Physical activity during pregnancy can offer many maternal and fetal health benefits.
The aim was to summarize American, Canadian, and international recommendations published recently on physical activity during pregnancy to aid health care providers in their delivery of advice on the topic.
A descriptive review of 3 national guidelines and 1 international guideline on physical activity during pregnancy was conducted. The guidelines included the 2019 Canadian recommendations, the 2018 United States' Physical Activity Guidelines for Americans (second edition), the 2015 (reaffirmed in 2017) American College of Obstetrics and Gynecology guideline, and the 2016–2018 International Olympic Committee recommendations for recreational and elite athletes.
For apparently healthy women, under the guidance of their health care provider, moderate-intensity physical activity using both aerobic and muscle conditioning activities is recommended. The guidelines recommended at least 150 min/wk spread throughout the week (Canada, United States) or at least 20 to 30 min/d (American College of Obstetrics and Gynecology).
This summary of 4 recent guidelines can facilitate use of updated recommendations by health care providers regarding physical activity during pregnancy. More detailed evidence-based guidelines on physical activity during postpartum are needed.
Obstetricians and gynecologists, family physicians
After completing this activity, the learner should be better able to describe the most recent recommendations for physical activity during pregnancy; explain the relative and absolute contraindications to physical activity during pregnancy; and identify the warning signs for pregnant women to stop physical activity.

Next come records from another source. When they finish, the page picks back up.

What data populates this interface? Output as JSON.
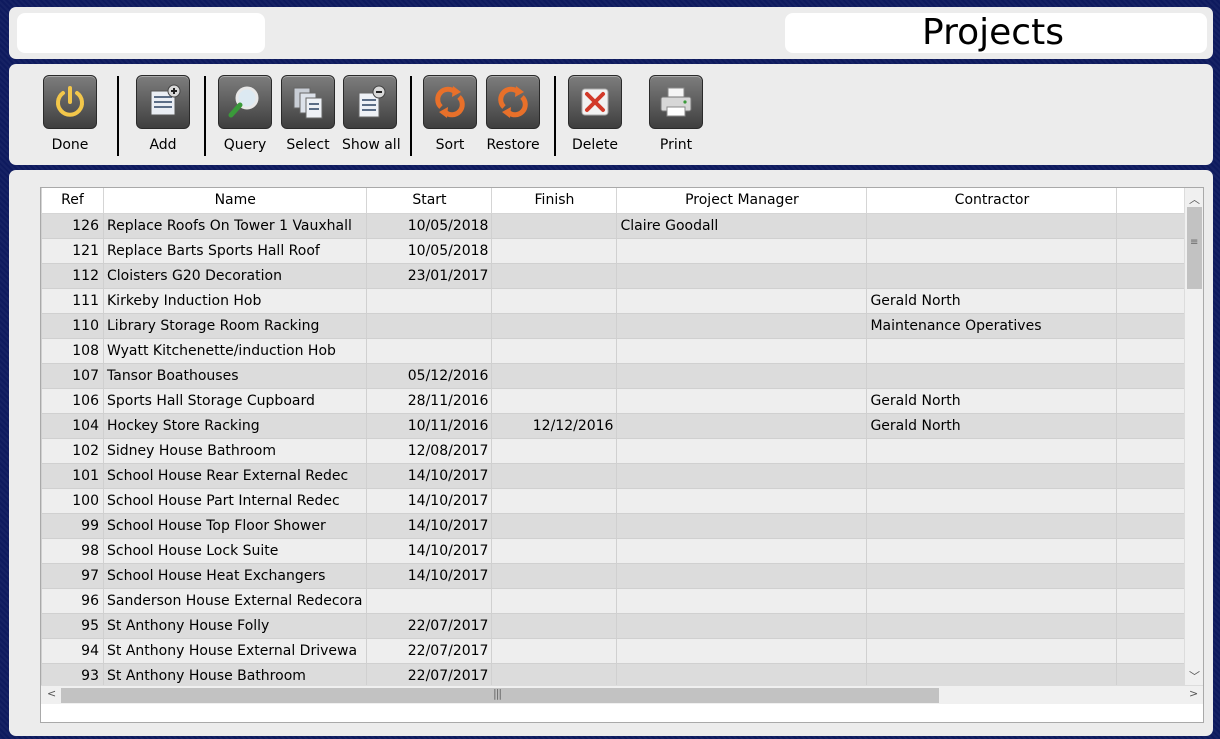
{
  "header": {
    "title": "Projects",
    "left_box_text": ""
  },
  "toolbar": {
    "done": "Done",
    "add": "Add",
    "query": "Query",
    "select": "Select",
    "show_all": "Show all",
    "sort": "Sort",
    "restore": "Restore",
    "delete": "Delete",
    "print": "Print"
  },
  "table": {
    "columns": [
      "Ref",
      "Name",
      "Start",
      "Finish",
      "Project Manager",
      "Contractor",
      ""
    ],
    "rows": [
      [
        "126",
        "Replace Roofs On Tower 1 Vauxhall",
        "10/05/2018",
        "",
        "Claire Goodall",
        "",
        ""
      ],
      [
        "121",
        "Replace Barts Sports Hall Roof",
        "10/05/2018",
        "",
        "",
        "",
        ""
      ],
      [
        "112",
        "Cloisters G20 Decoration",
        "23/01/2017",
        "",
        "",
        "",
        ""
      ],
      [
        "111",
        "Kirkeby Induction Hob",
        "",
        "",
        "",
        "Gerald North",
        ""
      ],
      [
        "110",
        "Library Storage Room Racking",
        "",
        "",
        "",
        "Maintenance Operatives",
        ""
      ],
      [
        "108",
        "Wyatt Kitchenette/induction Hob",
        "",
        "",
        "",
        "",
        ""
      ],
      [
        "107",
        "Tansor Boathouses",
        "05/12/2016",
        "",
        "",
        "",
        ""
      ],
      [
        "106",
        "Sports Hall Storage Cupboard",
        "28/11/2016",
        "",
        "",
        "Gerald North",
        ""
      ],
      [
        "104",
        "Hockey Store Racking",
        "10/11/2016",
        "12/12/2016",
        "",
        "Gerald North",
        ""
      ],
      [
        "102",
        "Sidney House Bathroom",
        "12/08/2017",
        "",
        "",
        "",
        ""
      ],
      [
        "101",
        "School House Rear External Redec",
        "14/10/2017",
        "",
        "",
        "",
        ""
      ],
      [
        "100",
        "School House Part Internal Redec",
        "14/10/2017",
        "",
        "",
        "",
        ""
      ],
      [
        "99",
        "School House Top Floor Shower",
        "14/10/2017",
        "",
        "",
        "",
        ""
      ],
      [
        "98",
        "School House Lock Suite",
        "14/10/2017",
        "",
        "",
        "",
        ""
      ],
      [
        "97",
        "School House Heat Exchangers",
        "14/10/2017",
        "",
        "",
        "",
        ""
      ],
      [
        "96",
        "Sanderson House External Redecora",
        "",
        "",
        "",
        "",
        ""
      ],
      [
        "95",
        "St Anthony House Folly",
        "22/07/2017",
        "",
        "",
        "",
        ""
      ],
      [
        "94",
        "St Anthony House External Drivewa",
        "22/07/2017",
        "",
        "",
        "",
        ""
      ],
      [
        "93",
        "St Anthony House Bathroom",
        "22/07/2017",
        "",
        "",
        "",
        ""
      ]
    ]
  },
  "colors": {
    "background": "#0e1a5e",
    "panel": "#ececec",
    "row_dark": "#dcdcdc",
    "row_light": "#eeeeee"
  }
}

*Professor, Department of Epidemiology, Gillings School of Global Public Health, University of North Carolina–Chapel Hill, Chapel Hill, NC
†Director, R. Samuel McLaughlin Foundation–Exercise and Pregnancy Laboratory, School of Kinesiology, Faculty of Health Sciences, Department of Anatomy and Cell Biology, Schulich School of Medicine, and Scientist, Children's Health Research Institute, University of Western Ontario, London, Ontario, Canada
‡Professor and Chairman Emeritus, Obstetrics and Gynecology and Women's Health, Saint Louis University, St Louis, MO
All authors, faculty, and staff in a position to control the content of this CME activity and their spouses/life partners (if any) have disclosed that they have no financial relationships with, or financial interests in, any commercial organizations relevant to this educational activity.
Sources of Funding: K.R.E. was supported by a cooperative agreement from the Centers for Disease Control and Prevention (CDC; U50CCU422096) to the North Carolina Center for Birth Defects Research and Prevention. M.F.M. was funded by the Canadian Institute of Health Research Knowledge Synthesis Grant (grant 140995). The findings and conclusions in this report are those of the authors and do not necessarily represent the official position of the CDC or the Canadian Institute of Health Research.
Correspondence requests to: Kelly R. Evenson, PhD, MS, FACSM, Department of Epidemiology, Gillings School of Global Public Health, University of North Carolina, 123 W Franklin St, Bldg C, Suite 410, Chapel Hill, NC 27599. E-mail: email@example.com.